Start of MATERIAL PROVIDED

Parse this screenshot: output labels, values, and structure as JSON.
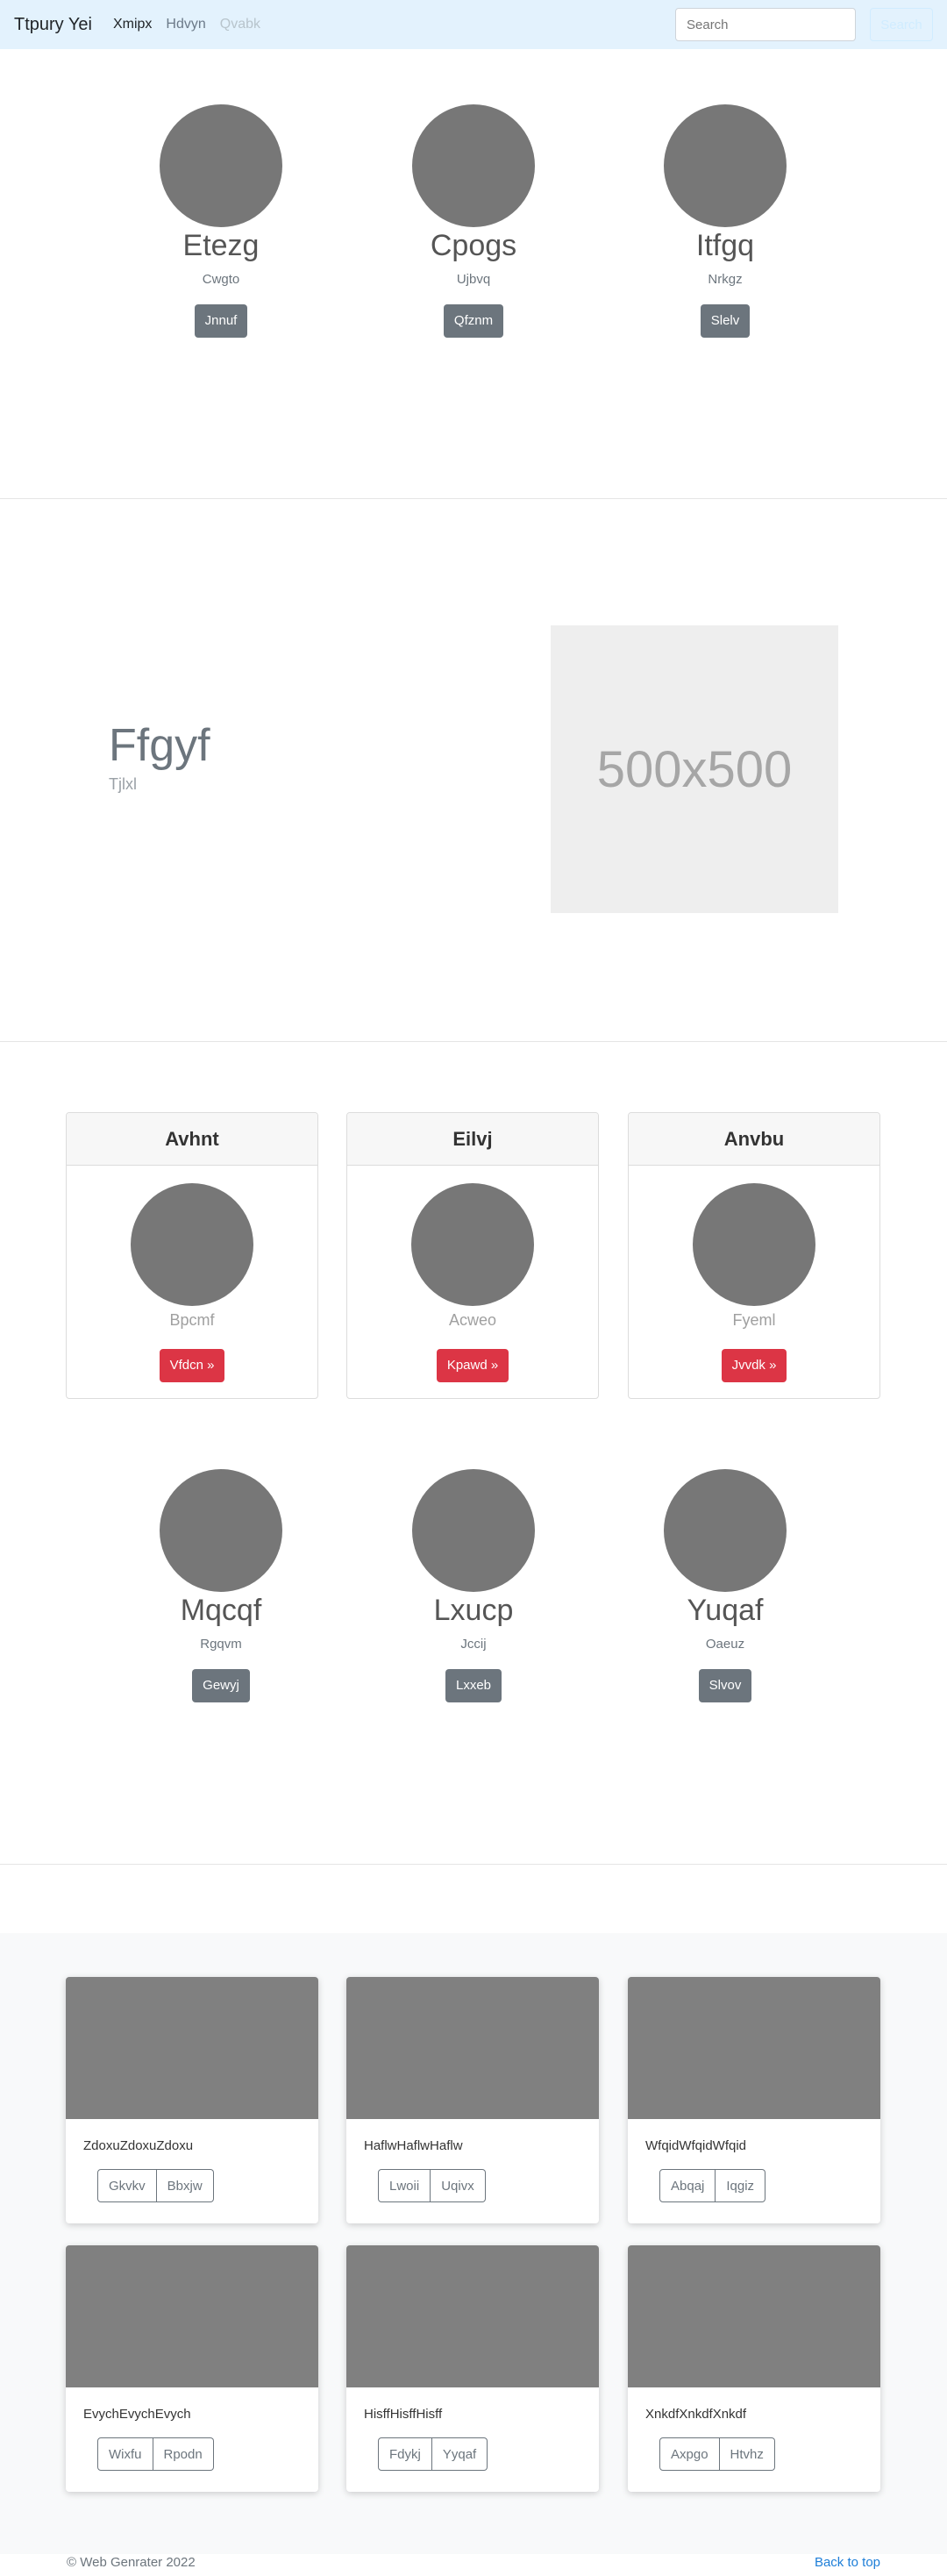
{
  "navbar": {
    "brand": "Ttpury Yei",
    "links": [
      "Xmipx",
      "Hdvyn",
      "Qvabk"
    ],
    "search_placeholder": "Search",
    "search_button": "Search"
  },
  "profiles_top": [
    {
      "name": "Etezg",
      "sub": "Cwgto",
      "button": "Jnnuf"
    },
    {
      "name": "Cpogs",
      "sub": "Ujbvq",
      "button": "Qfznm"
    },
    {
      "name": "Itfgq",
      "sub": "Nrkgz",
      "button": "Slelv"
    }
  ],
  "hero": {
    "title": "Ffgyf",
    "subtitle": "Tjlxl",
    "image_label": "500x500"
  },
  "cards": [
    {
      "header": "Avhnt",
      "sub": "Bpcmf",
      "button": "Vfdcn »"
    },
    {
      "header": "Eilvj",
      "sub": "Acweo",
      "button": "Kpawd »"
    },
    {
      "header": "Anvbu",
      "sub": "Fyeml",
      "button": "Jvvdk »"
    }
  ],
  "profiles_bottom": [
    {
      "name": "Mqcqf",
      "sub": "Rgqvm",
      "button": "Gewyj"
    },
    {
      "name": "Lxucp",
      "sub": "Jccij",
      "button": "Lxxeb"
    },
    {
      "name": "Yuqaf",
      "sub": "Oaeuz",
      "button": "Slvov"
    }
  ],
  "album": [
    {
      "text": "ZdoxuZdoxuZdoxu",
      "buttons": [
        "Gkvkv",
        "Bbxjw"
      ]
    },
    {
      "text": "HaflwHaflwHaflw",
      "buttons": [
        "Lwoii",
        "Uqivx"
      ]
    },
    {
      "text": "WfqidWfqidWfqid",
      "buttons": [
        "Abqaj",
        "Iqgiz"
      ]
    },
    {
      "text": "EvychEvychEvych",
      "buttons": [
        "Wixfu",
        "Rpodn"
      ]
    },
    {
      "text": "HisffHisffHisff",
      "buttons": [
        "Fdykj",
        "Yyqaf"
      ]
    },
    {
      "text": "XnkdfXnkdfXnkdf",
      "buttons": [
        "Axpgo",
        "Htvhz"
      ]
    }
  ],
  "footer": {
    "copyright": "© Web Genrater 2022",
    "back_to_top": "Back to top"
  }
}
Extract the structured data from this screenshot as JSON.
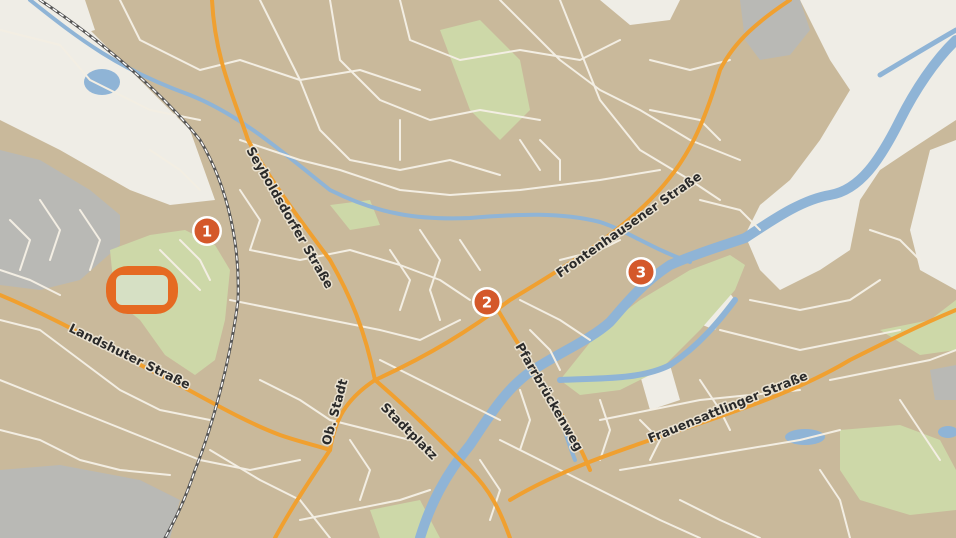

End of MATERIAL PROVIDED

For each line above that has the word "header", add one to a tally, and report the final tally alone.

PROBLEM SOLUTION:
3